Scientists have found evidence that instants after the Big Bang, the universe expanded in a staggering burst that created ripples in space-time.
A group of researchers including CIFAR Senior Fellows Barth Netterfield and Mark Halpern co-authored papers released this week from the BICEP2 experiment, a South Pole study of the oldest light in the universe, called the Cosmic Microwave Background (CMB). The experiment appears to have detected gravitational waves which were caused by the universe’s rapid growth a trillionth of a trillionth of a trillionth of a second after it was born, an expansion physicists call inflation.
“What we believe is that during this inflation, all kinds of ripples and wrinkles in the universe became larger and smoother,” Halpern says. “It’s a little bit like you’ve got a wrinkled tarp and you’re stretching it out, and all these wrinkles become smaller and smaller.

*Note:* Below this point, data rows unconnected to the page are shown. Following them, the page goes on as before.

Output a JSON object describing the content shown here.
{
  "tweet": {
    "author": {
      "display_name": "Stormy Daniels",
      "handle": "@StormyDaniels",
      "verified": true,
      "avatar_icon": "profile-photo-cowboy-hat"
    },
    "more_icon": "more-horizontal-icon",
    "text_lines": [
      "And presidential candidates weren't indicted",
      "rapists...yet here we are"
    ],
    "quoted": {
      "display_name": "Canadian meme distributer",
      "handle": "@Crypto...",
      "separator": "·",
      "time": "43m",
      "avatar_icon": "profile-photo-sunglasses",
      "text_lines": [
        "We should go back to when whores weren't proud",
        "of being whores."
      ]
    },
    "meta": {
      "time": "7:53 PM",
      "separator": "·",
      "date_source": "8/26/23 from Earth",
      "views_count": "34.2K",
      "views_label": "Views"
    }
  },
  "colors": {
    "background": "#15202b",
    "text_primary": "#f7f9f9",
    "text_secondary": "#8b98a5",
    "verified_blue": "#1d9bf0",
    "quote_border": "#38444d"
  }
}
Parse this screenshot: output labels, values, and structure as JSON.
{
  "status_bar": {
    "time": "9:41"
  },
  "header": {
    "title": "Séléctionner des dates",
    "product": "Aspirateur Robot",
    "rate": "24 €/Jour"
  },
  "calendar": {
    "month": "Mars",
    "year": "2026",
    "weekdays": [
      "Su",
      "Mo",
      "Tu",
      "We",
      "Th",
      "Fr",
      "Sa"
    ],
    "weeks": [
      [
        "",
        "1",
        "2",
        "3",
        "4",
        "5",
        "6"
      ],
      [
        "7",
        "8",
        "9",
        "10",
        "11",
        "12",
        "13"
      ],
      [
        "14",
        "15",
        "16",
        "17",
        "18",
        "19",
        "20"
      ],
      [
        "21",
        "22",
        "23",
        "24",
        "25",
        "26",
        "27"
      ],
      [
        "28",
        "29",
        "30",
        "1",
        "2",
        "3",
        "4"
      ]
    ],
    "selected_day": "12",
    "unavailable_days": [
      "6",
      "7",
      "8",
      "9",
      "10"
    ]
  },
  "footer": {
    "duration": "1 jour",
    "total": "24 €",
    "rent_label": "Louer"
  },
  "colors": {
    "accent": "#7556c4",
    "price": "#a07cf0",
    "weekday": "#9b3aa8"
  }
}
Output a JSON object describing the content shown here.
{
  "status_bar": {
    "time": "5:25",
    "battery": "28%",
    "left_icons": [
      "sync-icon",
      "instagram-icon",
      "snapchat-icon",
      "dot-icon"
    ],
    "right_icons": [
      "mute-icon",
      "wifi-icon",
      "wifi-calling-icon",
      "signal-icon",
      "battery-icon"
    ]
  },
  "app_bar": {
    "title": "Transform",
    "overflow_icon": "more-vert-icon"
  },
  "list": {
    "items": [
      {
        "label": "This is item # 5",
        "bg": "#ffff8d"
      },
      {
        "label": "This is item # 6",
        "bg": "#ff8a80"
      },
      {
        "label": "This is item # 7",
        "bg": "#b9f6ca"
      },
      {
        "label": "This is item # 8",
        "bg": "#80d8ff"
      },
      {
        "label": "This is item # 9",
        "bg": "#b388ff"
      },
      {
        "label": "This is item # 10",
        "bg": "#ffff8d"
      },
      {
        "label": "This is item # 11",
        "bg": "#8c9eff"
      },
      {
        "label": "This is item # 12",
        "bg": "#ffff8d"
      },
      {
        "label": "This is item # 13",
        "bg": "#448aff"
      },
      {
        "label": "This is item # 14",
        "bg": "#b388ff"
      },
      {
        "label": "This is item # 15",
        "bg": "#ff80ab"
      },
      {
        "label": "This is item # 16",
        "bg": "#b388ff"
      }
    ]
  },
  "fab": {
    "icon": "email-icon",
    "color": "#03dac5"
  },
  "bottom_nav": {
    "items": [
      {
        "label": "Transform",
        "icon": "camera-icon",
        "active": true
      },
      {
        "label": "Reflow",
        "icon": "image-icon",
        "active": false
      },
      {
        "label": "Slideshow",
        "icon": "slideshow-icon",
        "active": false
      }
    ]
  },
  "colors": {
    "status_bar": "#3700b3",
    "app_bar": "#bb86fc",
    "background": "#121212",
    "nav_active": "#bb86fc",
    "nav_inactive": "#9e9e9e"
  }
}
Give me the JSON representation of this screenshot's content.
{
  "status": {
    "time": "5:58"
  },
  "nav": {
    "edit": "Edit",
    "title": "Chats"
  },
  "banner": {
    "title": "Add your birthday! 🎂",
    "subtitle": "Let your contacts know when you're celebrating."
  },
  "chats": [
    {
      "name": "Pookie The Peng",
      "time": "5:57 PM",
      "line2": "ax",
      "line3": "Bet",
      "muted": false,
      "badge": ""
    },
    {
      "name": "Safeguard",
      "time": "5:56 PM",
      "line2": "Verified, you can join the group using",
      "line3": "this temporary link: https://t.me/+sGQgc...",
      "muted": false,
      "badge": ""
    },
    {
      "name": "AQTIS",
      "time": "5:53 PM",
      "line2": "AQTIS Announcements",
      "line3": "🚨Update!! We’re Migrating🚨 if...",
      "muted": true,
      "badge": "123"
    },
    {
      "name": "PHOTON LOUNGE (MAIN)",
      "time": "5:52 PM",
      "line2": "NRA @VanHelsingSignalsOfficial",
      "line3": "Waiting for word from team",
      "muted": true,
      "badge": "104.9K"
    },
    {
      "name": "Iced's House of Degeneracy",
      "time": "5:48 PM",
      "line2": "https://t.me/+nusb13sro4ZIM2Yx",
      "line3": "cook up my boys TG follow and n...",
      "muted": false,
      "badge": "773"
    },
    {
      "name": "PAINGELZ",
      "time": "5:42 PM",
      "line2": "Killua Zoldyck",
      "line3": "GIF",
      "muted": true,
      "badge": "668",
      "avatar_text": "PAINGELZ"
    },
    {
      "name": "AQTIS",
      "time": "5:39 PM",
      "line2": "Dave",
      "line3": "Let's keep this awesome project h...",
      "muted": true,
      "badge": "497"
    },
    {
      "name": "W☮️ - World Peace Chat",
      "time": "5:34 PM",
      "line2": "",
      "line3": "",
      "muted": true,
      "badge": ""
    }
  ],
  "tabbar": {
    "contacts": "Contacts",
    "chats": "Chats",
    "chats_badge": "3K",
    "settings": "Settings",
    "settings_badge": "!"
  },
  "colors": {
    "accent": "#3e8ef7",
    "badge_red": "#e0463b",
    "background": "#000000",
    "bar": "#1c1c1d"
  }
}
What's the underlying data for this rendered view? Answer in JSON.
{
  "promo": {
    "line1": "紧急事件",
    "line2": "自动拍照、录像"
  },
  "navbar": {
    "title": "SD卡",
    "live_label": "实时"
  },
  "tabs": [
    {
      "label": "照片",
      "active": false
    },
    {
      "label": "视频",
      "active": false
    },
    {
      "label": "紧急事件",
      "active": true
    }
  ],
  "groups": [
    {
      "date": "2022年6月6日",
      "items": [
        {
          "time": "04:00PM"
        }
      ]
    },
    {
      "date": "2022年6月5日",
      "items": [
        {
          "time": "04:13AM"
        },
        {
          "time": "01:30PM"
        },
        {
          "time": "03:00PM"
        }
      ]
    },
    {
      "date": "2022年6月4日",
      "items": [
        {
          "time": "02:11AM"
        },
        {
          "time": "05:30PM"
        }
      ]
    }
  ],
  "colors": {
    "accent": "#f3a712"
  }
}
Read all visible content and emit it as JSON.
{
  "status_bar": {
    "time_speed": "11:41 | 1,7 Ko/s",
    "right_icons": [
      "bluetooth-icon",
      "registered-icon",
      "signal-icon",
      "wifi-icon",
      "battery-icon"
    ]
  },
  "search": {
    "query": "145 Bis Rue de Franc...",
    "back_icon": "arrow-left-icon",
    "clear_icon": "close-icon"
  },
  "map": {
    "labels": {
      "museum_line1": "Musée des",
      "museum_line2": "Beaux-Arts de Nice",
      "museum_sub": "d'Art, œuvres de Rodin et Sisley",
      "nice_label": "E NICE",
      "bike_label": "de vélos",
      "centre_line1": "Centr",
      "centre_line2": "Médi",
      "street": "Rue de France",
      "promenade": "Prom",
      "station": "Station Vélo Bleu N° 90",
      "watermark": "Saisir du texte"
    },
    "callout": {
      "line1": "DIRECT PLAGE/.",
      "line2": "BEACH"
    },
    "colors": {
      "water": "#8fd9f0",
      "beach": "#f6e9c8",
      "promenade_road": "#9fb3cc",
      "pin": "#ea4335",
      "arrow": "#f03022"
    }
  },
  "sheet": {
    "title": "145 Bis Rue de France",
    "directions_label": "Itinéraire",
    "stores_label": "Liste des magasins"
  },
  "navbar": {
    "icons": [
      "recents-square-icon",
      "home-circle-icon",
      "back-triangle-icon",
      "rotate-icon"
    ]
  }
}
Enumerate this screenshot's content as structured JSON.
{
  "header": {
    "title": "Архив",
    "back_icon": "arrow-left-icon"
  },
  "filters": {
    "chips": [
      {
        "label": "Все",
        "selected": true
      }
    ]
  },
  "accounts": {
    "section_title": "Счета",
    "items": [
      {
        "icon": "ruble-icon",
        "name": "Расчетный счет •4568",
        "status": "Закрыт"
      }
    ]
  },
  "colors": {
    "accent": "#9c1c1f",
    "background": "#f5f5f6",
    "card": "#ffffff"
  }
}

And then if it ends suddenly, you’re left with some residual wrinkles.”
Halpern, a member of the Cosmology & Gravity program along with Netterfield, built the detector readout system for the BICEP2 radio telescope’s new, ultra-sensitive cameras, which allowed it to detect these residual wrinkles and show that they appear to include gravitational radiation.Halpern says the data need verification, but renew hope for a theory that aligns our understanding of particle physics and cosmology.
“There was a hope that we would understand the particular particle physics that leads to this phase transition,” Halpern says. “That it would all come together in a tidy bundle, that particle physics and cosmology would match and would explain each other.”
However, the particular signature of gravitational radiation is very faint and difficult to detect. Halpern says researchers feared for years they simply wouldn’t be able to see the signal, which would thwart them from completing this harmonious picture of the universe in which the particle interactions and the birth of the Universe fit neatly into the same theories.
But the signal came, and it seems to correspond with existing predictions.
“It gives us this hope again that we’re back in the game,” Halpern says.
If correct, the evidence would also disprove several other theories, charting a new course for the future of cosmological research.
Harvard University, which runs the BICEP2 experiment, announced the new results in a press conference on Monday.
UPDATE June 2, 2014:
Researchers inside and outside of CIFAR are debating the BICEP2 results in light of new evidence suggesting there could have been errors in the methodology. Please see CIFAR News & Ideas for the latest on this story.